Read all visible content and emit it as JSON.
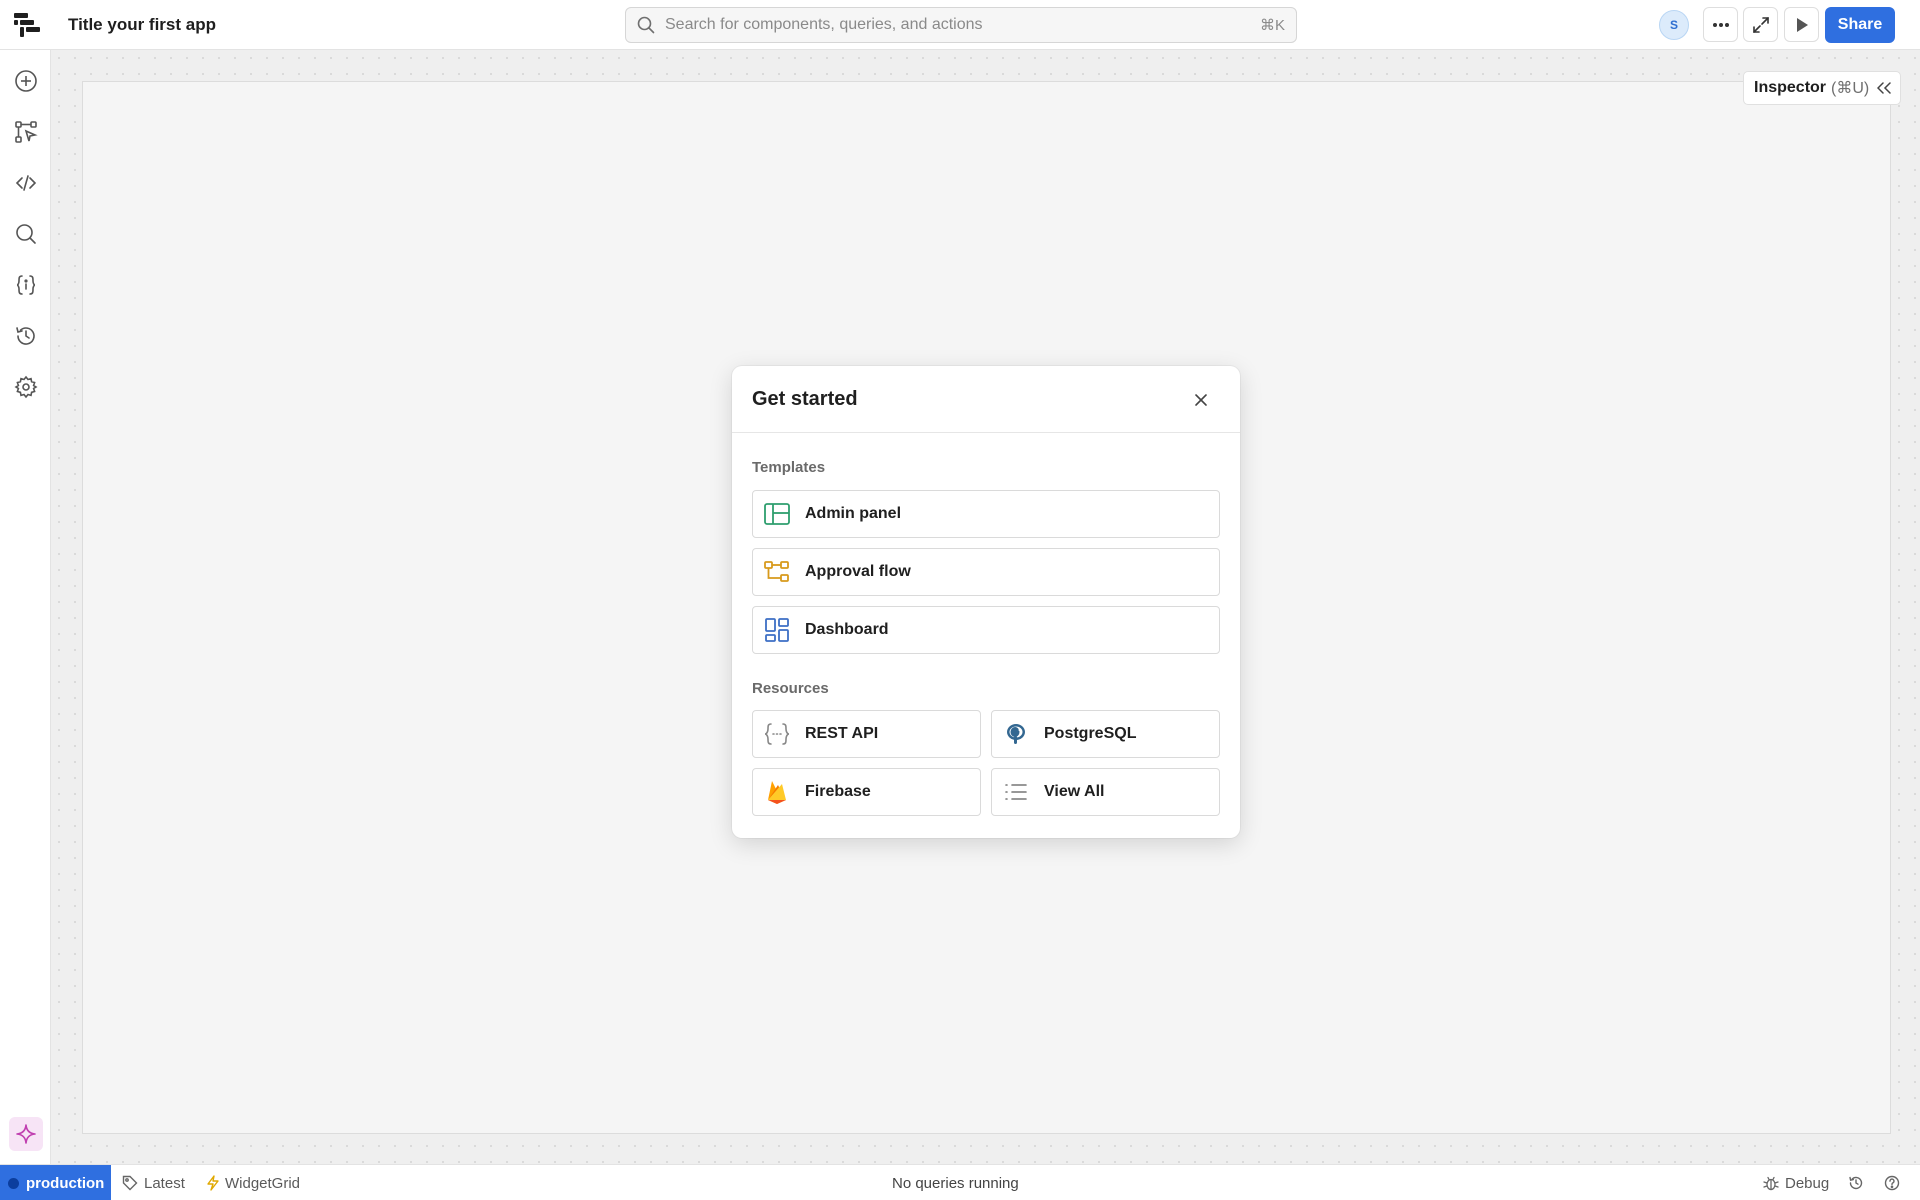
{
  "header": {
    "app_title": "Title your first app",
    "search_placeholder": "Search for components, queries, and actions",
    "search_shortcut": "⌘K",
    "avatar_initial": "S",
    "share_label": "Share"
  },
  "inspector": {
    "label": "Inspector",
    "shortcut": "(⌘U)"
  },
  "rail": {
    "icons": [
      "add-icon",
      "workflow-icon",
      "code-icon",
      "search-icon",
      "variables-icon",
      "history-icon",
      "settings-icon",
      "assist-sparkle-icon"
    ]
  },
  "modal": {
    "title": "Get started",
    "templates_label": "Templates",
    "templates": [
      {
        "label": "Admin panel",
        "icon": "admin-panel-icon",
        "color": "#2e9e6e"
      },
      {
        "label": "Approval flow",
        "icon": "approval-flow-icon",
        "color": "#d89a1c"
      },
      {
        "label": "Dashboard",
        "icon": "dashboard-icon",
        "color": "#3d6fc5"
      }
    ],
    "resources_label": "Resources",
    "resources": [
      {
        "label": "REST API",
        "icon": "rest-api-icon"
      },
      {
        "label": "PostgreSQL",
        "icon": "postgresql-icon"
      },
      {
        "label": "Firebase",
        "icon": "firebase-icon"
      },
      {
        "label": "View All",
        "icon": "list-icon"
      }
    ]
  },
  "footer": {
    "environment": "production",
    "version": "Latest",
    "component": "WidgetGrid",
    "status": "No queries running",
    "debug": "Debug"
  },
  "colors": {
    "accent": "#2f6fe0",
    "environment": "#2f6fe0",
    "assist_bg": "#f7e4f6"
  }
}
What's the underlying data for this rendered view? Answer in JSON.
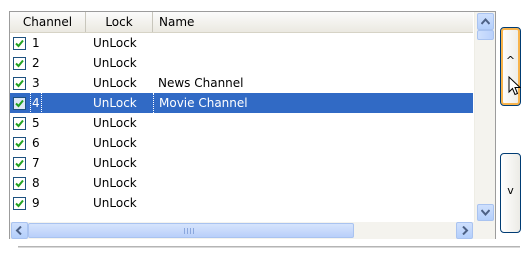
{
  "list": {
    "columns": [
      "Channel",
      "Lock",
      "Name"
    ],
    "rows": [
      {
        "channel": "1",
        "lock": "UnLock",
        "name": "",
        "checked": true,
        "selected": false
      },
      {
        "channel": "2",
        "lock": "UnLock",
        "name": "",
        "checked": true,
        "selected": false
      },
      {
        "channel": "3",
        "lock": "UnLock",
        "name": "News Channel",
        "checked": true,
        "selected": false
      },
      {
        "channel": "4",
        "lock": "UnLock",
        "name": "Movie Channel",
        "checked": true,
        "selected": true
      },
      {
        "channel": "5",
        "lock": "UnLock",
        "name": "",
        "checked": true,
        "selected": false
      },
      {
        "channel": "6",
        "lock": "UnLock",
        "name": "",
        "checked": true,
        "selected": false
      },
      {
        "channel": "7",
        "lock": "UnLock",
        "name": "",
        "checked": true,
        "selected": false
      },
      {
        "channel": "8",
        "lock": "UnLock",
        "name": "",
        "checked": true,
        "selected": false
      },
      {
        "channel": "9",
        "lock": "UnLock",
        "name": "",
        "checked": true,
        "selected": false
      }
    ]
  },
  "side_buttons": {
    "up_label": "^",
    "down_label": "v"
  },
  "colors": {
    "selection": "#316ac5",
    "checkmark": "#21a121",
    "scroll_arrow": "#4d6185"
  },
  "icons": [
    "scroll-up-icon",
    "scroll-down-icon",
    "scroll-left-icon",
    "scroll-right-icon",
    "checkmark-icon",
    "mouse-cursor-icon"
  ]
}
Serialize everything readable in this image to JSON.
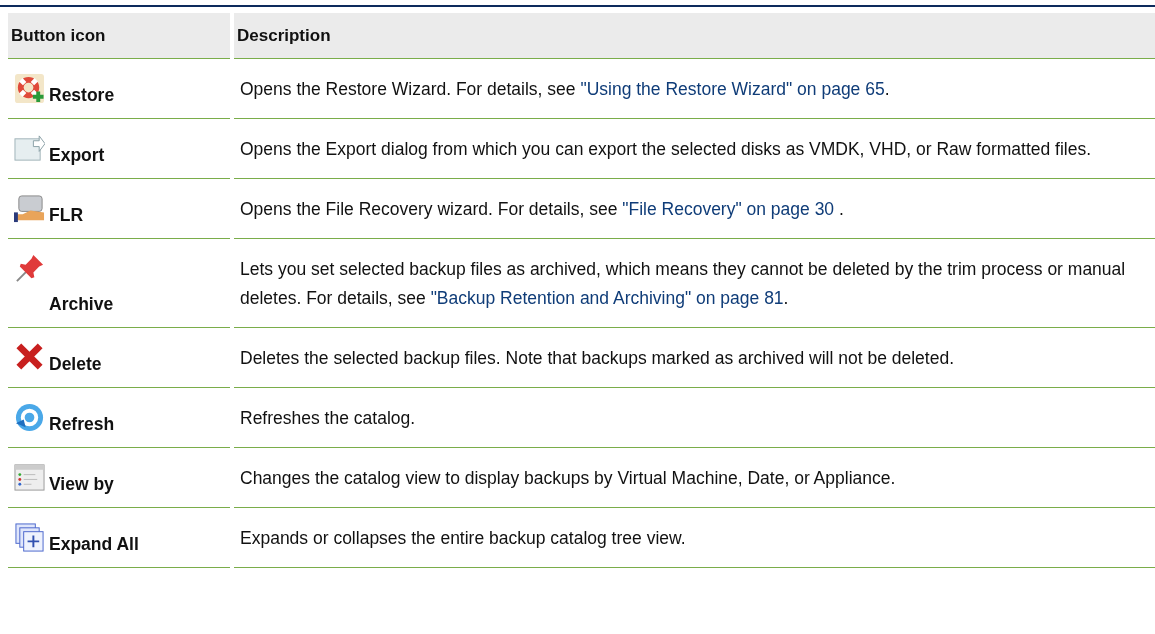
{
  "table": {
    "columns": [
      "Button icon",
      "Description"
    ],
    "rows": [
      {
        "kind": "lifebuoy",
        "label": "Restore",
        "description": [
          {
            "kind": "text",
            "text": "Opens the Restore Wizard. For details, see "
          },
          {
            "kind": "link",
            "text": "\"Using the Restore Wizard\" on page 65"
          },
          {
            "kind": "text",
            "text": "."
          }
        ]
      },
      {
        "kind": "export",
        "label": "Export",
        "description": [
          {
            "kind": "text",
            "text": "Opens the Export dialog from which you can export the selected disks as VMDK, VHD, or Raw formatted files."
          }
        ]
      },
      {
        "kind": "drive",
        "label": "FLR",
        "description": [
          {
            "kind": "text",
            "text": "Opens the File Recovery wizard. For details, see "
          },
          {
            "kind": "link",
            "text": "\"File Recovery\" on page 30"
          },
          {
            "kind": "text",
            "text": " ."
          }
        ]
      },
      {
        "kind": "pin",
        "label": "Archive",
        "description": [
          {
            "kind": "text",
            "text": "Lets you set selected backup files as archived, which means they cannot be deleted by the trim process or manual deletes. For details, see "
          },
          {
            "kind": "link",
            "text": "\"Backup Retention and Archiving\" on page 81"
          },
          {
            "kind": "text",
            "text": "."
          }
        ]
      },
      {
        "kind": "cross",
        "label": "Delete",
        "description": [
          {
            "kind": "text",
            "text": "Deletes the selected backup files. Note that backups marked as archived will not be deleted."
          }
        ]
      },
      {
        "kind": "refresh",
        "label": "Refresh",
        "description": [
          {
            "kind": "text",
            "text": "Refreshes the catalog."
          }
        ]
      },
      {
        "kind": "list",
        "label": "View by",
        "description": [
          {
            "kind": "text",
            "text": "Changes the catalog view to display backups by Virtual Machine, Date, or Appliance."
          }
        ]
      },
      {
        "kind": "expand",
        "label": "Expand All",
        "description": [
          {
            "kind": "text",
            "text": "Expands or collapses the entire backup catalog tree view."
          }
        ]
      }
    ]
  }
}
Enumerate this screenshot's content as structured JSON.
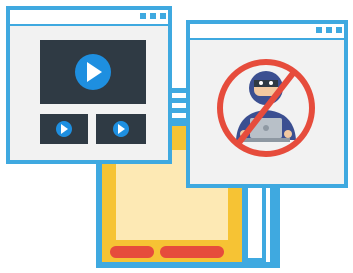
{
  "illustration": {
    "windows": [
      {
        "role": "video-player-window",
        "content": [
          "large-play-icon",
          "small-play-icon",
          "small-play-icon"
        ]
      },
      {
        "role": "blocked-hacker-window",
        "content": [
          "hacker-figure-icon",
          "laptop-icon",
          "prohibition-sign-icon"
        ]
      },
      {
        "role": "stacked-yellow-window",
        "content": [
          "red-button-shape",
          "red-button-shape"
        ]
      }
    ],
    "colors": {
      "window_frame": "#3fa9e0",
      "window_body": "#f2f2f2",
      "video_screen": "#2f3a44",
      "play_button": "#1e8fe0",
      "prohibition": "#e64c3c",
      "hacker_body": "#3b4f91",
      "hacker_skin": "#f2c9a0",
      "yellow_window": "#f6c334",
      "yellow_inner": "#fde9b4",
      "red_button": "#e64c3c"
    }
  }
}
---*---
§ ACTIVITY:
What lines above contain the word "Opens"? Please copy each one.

§ YOUR RESPONSE:
            "text": "Opens the Restore Wizard. For details, see "
            "text": "Opens the Export dialog from which you can export the selected disks as VMDK, VHD, or Raw formatted files."
            "text": "Opens the File Recovery wizard. For details, see "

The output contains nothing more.